→ **Task details**: How many lines of these records hold the string "Archivo"? Reply with the number alone.

START Data to examine

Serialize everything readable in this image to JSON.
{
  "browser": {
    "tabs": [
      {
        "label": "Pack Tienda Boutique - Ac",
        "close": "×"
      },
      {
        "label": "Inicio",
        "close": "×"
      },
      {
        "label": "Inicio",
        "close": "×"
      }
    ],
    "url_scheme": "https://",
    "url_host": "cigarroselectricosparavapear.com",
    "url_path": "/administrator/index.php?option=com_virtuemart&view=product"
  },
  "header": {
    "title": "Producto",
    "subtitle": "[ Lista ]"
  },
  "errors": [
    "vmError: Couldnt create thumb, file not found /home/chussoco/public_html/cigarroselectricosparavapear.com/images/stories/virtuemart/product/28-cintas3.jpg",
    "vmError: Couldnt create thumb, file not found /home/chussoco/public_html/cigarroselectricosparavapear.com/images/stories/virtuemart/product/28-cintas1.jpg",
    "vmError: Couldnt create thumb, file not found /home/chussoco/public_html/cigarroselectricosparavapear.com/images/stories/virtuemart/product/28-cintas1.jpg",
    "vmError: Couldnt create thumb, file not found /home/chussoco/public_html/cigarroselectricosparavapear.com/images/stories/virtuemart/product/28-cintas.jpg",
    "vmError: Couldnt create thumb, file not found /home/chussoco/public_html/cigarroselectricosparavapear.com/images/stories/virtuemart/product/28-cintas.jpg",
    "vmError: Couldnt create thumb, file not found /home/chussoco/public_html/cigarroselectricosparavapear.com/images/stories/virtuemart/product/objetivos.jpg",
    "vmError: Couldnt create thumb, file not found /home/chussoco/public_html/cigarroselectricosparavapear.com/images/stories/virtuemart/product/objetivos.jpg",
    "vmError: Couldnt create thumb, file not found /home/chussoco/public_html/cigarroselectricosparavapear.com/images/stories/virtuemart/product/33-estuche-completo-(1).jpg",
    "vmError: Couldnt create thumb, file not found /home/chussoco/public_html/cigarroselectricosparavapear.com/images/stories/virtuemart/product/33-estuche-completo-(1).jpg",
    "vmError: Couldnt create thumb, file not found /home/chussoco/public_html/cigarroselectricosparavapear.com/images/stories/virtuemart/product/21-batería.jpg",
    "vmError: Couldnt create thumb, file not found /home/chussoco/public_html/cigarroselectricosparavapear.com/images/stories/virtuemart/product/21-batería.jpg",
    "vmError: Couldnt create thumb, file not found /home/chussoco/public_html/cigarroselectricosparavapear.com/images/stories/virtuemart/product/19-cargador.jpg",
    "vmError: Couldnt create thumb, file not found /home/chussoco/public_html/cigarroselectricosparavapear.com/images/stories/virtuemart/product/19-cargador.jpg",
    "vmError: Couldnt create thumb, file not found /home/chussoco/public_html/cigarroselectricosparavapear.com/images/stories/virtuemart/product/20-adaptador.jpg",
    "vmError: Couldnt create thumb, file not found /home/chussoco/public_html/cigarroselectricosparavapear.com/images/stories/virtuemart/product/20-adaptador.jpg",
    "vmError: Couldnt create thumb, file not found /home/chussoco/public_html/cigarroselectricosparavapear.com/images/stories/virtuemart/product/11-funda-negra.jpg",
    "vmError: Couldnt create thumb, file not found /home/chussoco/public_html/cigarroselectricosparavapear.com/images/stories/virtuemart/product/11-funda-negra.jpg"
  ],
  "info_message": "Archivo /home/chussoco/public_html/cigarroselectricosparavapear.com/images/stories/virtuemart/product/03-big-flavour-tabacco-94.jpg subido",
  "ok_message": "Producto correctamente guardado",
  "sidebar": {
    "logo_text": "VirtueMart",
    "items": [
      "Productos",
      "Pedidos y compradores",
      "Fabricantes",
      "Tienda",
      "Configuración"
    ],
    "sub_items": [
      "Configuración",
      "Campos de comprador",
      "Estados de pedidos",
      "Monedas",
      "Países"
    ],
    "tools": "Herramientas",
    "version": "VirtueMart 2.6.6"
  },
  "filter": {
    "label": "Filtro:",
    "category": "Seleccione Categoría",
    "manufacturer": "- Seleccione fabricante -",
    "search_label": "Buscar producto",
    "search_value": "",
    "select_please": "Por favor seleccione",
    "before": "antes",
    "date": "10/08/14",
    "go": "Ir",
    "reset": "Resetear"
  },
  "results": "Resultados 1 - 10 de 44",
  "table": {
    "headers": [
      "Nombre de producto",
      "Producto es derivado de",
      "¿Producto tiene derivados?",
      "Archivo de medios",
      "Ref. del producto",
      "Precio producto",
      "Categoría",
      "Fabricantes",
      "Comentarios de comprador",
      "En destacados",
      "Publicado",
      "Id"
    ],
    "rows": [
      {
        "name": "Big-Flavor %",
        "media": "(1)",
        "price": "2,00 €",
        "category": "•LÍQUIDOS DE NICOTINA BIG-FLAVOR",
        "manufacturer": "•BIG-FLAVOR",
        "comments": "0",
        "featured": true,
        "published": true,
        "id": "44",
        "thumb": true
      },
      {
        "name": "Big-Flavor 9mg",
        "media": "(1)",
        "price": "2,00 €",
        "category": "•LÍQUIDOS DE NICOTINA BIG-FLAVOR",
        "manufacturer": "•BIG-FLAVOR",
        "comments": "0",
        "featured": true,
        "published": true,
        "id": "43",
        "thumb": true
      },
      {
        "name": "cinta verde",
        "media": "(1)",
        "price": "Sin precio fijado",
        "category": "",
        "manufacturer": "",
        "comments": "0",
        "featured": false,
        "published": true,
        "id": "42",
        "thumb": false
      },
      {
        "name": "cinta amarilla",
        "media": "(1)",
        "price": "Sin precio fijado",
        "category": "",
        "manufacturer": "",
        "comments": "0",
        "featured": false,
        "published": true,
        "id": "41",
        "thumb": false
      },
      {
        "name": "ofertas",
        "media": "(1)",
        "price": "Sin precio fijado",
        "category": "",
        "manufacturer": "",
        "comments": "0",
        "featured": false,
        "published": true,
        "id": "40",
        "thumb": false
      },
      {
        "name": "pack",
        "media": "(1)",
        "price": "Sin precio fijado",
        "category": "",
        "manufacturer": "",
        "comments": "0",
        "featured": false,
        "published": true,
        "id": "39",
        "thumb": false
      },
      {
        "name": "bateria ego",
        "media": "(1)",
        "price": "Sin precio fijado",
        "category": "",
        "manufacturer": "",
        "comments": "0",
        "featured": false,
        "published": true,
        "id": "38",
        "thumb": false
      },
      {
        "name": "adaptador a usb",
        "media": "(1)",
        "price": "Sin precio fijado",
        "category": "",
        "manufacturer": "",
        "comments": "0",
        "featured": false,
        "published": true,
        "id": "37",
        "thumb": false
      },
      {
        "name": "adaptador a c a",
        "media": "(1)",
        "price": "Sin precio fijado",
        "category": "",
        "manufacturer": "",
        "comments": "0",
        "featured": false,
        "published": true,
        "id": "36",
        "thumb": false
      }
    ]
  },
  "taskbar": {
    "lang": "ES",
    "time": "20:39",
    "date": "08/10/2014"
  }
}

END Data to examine

→ **Exercise response**: 2